The Mount Kenya University (MKU) has signed an agreement with American technology giant Microsoft Corporation, to transform teaching and learning at the institution.
To implement the agreement, MKU, through its Board of Directors, is investing Ksh300 million in relevant ICT infrastructure, software and faculty training over a three-year period, as well as providing other requisite resources.
MKU Council Vice-Chairman Dr Vincent Gaitho announced this during the signing ceremony at the university’s main campus in Thika town on May 16.
Explaining the essence of the Education Transformation Agreement (ETA), Microsoft Corporation’s Vice-President, Worldwide Education, Mr Anthony Salcito, says the most important use of ICT “is to improve education”. But he notes that “in many countries in the World, we have not yet seen digital transformation in education”.
Change, he adds, requires strong partnerships and trust.
“To transform education in and beyond the classroom.
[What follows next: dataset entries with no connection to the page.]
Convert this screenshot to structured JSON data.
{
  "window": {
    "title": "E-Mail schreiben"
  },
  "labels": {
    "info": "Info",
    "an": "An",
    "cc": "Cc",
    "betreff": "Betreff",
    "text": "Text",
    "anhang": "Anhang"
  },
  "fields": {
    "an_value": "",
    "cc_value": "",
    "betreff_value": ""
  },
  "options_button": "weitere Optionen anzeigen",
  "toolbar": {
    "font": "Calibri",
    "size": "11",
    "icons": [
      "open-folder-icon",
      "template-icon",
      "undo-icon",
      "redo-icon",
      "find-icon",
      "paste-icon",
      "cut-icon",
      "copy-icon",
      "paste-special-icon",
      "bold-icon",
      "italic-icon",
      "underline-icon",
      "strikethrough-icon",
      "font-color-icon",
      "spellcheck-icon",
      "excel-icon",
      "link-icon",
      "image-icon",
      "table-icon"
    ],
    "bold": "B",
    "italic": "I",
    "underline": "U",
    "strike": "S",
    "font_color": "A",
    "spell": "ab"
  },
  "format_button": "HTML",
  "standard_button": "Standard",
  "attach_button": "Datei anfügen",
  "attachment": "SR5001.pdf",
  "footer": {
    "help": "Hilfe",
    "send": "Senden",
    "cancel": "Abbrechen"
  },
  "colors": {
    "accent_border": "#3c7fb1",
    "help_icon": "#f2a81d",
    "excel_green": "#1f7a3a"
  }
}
We need to drive for both holistic and systemic change and work collaboratively to bring the best ideas, tools, and partnerships forward. The new era of digital learning requires all stakeholders from government leaders, curriculum publishers, equipment manufacturers, technology providers, and service organisations aligning to enable change.”
The Microsoft Education Transformation Agreement is the execution template for the Microsoft Transformation Framework and a comprehensive joint public-private partnership to enable positive changes to teaching and learning and improved outcomes for students.
Dr Gaitho informed those present during the ETA signing ceremony that the University Council and the Board of Directors are committed to ensuring MKU achieves digital transformation in education. That is why the university is investing millions of shillings in support of the agreement.
“The University Council will support the spirit and the letter of the agreement through ensuring that the policy framework is implemented,” Dr Gaitho said.
MKU Vice-Chancellor Prof Stanley Waudo noted that ICT infrastructure is a game changer in teaching and learning.
Prof Waudo added that the collaboration with Microsoft will help students gain the skills relevant to employability and entrepreneurship.
He pointed out that MKU Open Distance and Electronic Learning (ODEL) programmes are supported by ICT infrastructure. So is the MKU Distance, Institution-Based and Electronic Learning (DIBeL) programme.
MKU has 6,027 students and 11,039 students in the ODEL and DIBeL programmes respectively.
“MKU has made history as the first university in Africa to enter into this partnership,” says Dr John Kamau, the Dean, School of Computing and Informatics. “It joins 100 other institutions across the world that have done so.”
Dr Kamau says the partnership will sharpen students’ skills. They will also receive Microsoft certifications.
He says MKU faculty will receive training on the latest technologies such as data science, artificial intelligence and machine learning so that they can transfer that knowledge to the students.
MKU’s acting Deputy Vice-Chancellor, Administration, Planning and Institutional Advancement Dr Evans Mwiti, said the university is keen to ensure the country has a technologically empowered youth ready for the global job market.
The ETA training will confer benefits in three main areas. One is Leadership & Policy, essentially on managing change. Two is
21st Century Pedagogy, to enable technology integration into the curriculum. Three is Technology Design, meant to help create efficient and effective institutions.